- Iran is difficult to directly access because Turkmenistan which as a bit of a hermit kingdom wont provide a corridor to anyone (Americans, Russians, Chinese), and that means China can only reach Iran through either Afghanistan or Pakistan. That's part of the long term value to them of stabilising Pakistan. Its still their only direct or indirect route to the Persian Gulf.
- The Russians are already treating Pakistan as China's junior partner. That means Russia's quid pro quo will often boil down to permitting sales of defence technology items to Pakistan, either indirectly via China, or even directly to Pakistan in the areas the Chinese are still behind, like aircraft engines. It also means that Pakistan's relationship with Russia will be less contentious than before. Ultimately things will depend on the state of Russo-Chinese relationship, which post-Crimea is good but tilted in China's favour.
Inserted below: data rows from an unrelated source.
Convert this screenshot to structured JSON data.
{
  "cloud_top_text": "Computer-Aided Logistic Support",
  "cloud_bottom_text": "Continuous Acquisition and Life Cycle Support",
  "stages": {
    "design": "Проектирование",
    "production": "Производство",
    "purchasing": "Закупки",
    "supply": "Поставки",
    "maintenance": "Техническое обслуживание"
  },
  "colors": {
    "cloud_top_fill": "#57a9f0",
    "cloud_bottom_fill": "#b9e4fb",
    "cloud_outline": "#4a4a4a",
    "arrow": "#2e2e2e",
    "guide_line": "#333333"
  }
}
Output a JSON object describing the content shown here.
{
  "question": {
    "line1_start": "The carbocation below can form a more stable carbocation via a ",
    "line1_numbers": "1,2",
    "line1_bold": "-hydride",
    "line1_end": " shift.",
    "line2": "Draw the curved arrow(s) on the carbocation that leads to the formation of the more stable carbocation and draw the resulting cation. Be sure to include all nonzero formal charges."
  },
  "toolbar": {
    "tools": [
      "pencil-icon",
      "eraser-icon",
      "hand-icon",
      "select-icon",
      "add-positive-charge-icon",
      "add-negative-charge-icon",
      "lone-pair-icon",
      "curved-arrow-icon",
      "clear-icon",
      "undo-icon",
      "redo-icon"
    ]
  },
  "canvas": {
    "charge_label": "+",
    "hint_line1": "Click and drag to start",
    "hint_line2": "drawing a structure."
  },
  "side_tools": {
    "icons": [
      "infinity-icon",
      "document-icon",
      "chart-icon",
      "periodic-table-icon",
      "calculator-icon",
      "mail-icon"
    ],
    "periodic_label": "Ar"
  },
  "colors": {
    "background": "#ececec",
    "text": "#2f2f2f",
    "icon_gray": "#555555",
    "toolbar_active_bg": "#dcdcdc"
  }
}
- The short term direct economic benefits of CPEC to China will be very small in comparison to investments in places like Kazakhstan or even Bangladesh, but again, but its a venture capital experiment. CPEC is more than a cash bribe from the Chinese. Its a co-investment, and the Pakistanis are the ones who have to bear most of the security costs as their share. I think it will provide some economic growth to Pakistan, but at very high (internal) political cost. But in many ways in comparison to US aid, the economic bump will be much more sustained given that the investment is in productive infrastructure for political costs that are about what they've gotten used to.
The Chinese aren't going abroad to die in numbers. They're going abroad to make money. The security costs of the mines in Afghanistan make them unprofitable to operate, and either the situation would have to improve, or the cost of copper and iron would have to go through the roof. In part they're hoping that a new economic relationship with Pakistan will change Afghanistan as well.
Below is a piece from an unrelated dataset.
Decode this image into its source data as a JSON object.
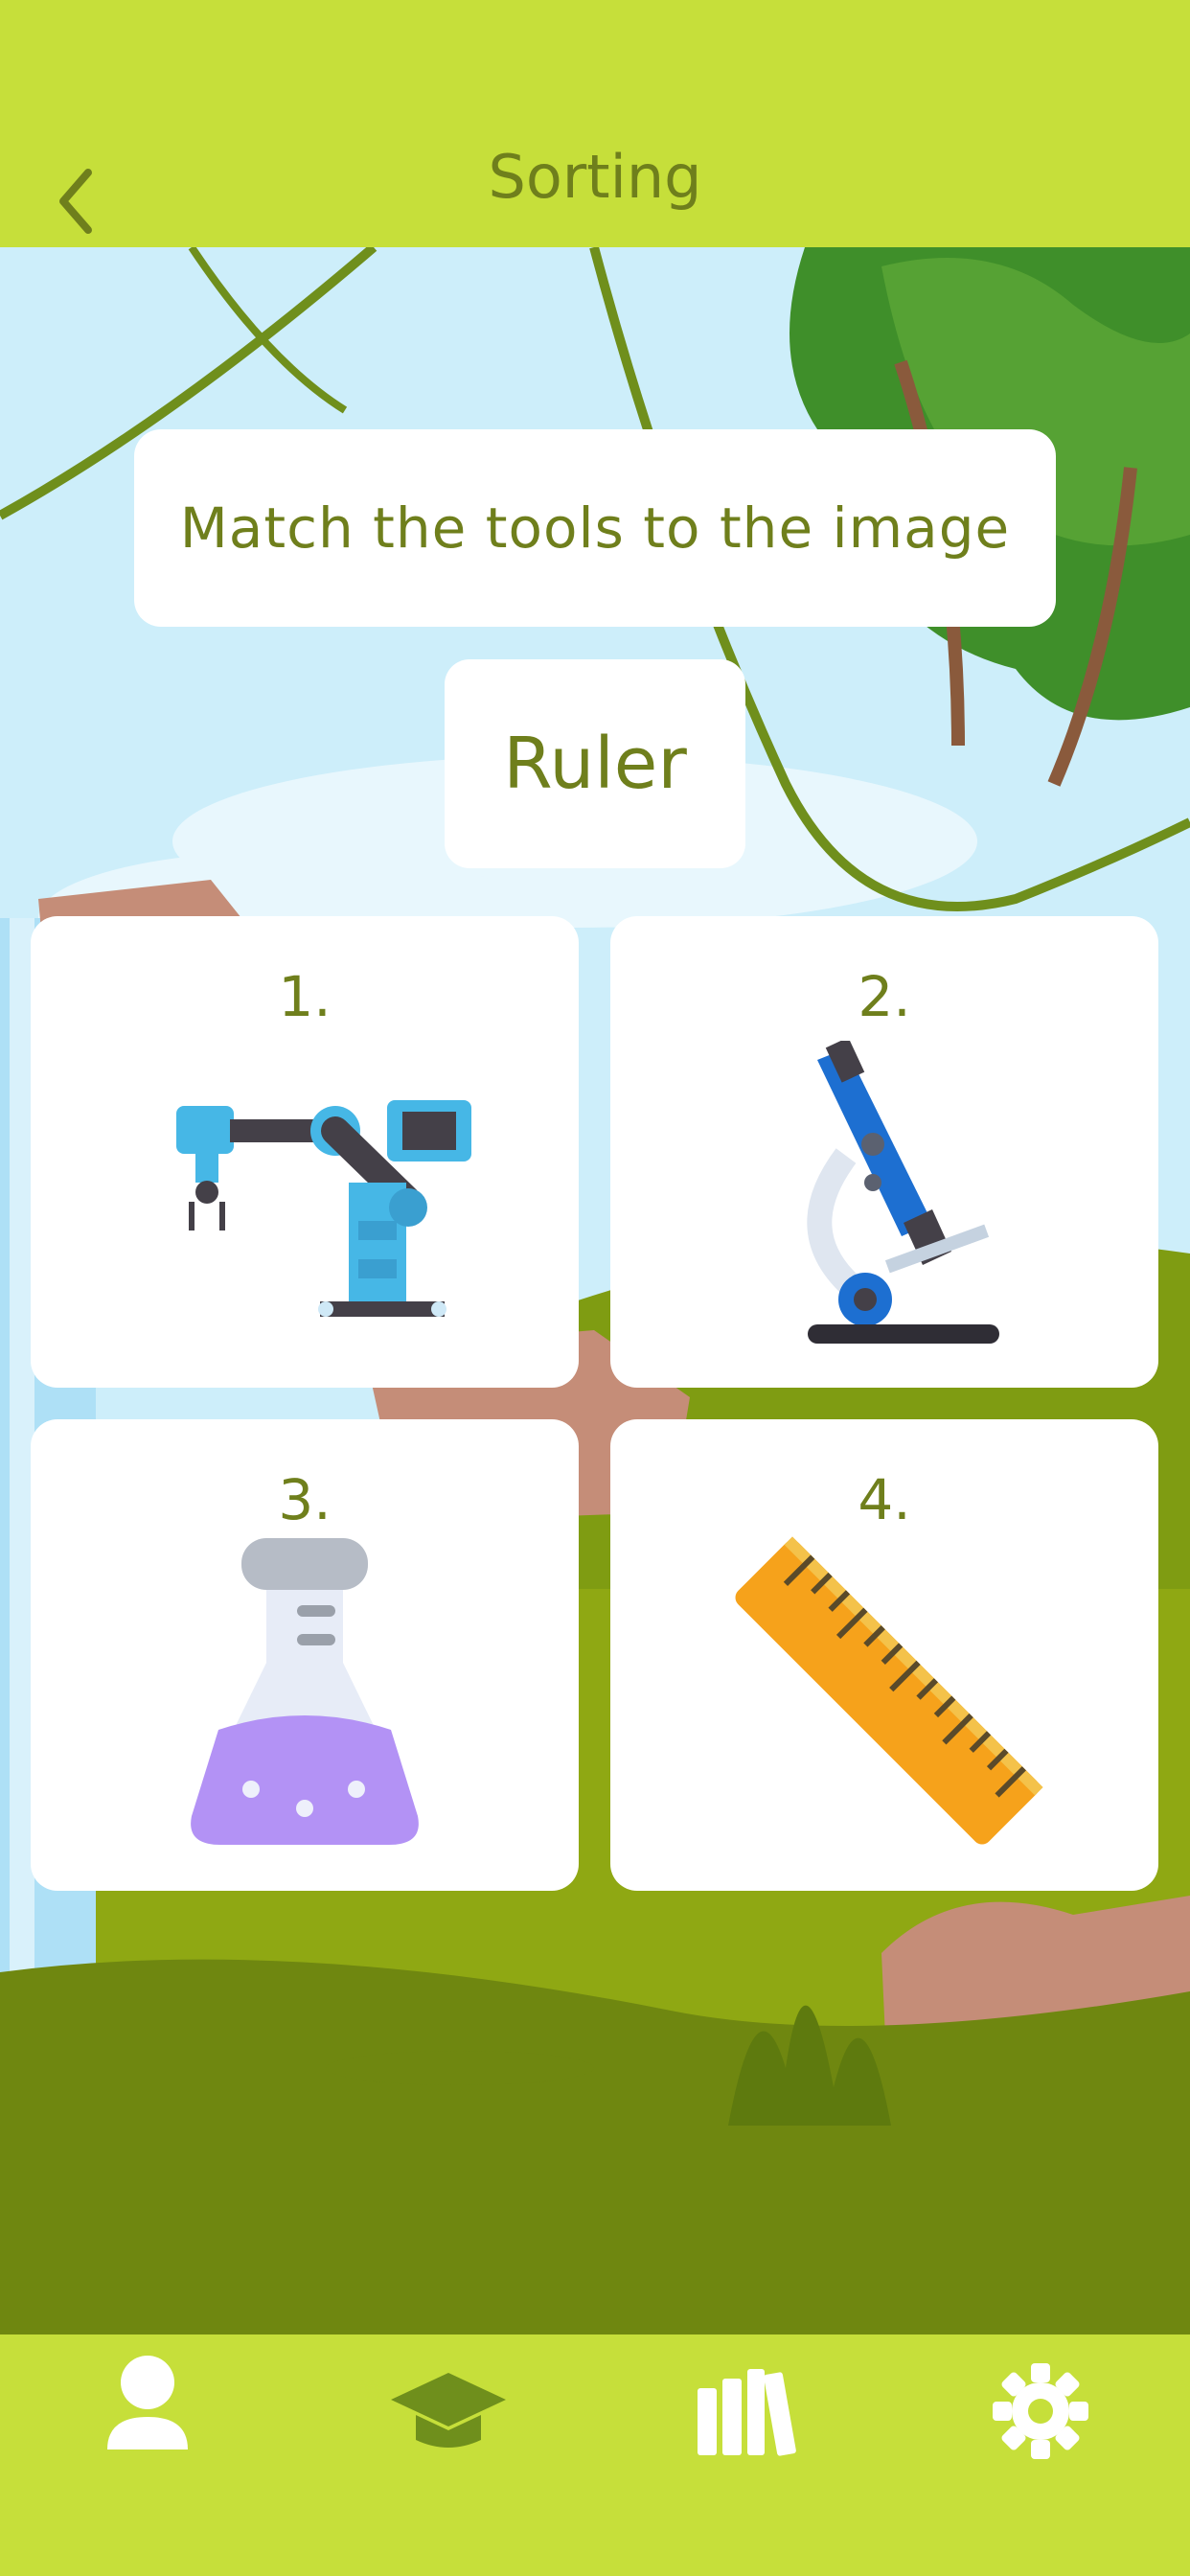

The Marshall Plan financed a lot of projects in Western Europe....but it was up to Europe to make the most of those investments to stabilise themselves, grow their economies and build up trade. The Chinese are investing in highways to start with. Much of the trade will be non-strategic commercial trade, moving on Pakistani trucks - low risk, but potentially useful. If the Pakistanis show they can provide security, the Chinese will put in the railway lines and eventually pipelines. But yes, they'll wait to see if the Pakistanis can delivery security, and even so they are investing in alternatives.
The power plants are a much more complicated thing. That was something Nawaz desperately wants to show the public that he's tackling the energy crisis. But the Pakistanis are going to have to really sort out a lot of things to make that happen, and confront dysfunctionalities in their bureaucracy and political economy, especially if they want the Chinese to own and operate them. Its much more complicated than paying for a deepwater port or highways. The Chinese have very different expectations for projects they're handing over as investments in a bilateral relationship, and projects they're expecting to operate at a profit.
Lastly, Daesh in terms overseas operations has been phenomenally good at radicalising and recruiting lone wolves and small cells, and inspiring them to commit psychologically devastating acts of violence that shake public confidence and tie down huge resources in order to prevent attacks. That's part of what they'd be bringing to Pakistan. As I said, I don't expect them to take and hold much territory. They don't have the right cadre for that. But Army Public School style massacres and other traumatising kinds of urban terrorism are entirely in their reach. The 'Punjabi Taliban' problem has barely begun - but much of the LeJ and their army of supporters in the ASWJ will be very interested in the Daesh message; they have no love for the state or the pampered classes.
Last edited by Johann
on 01 Sep 2015 02:38, edited 1 time in total.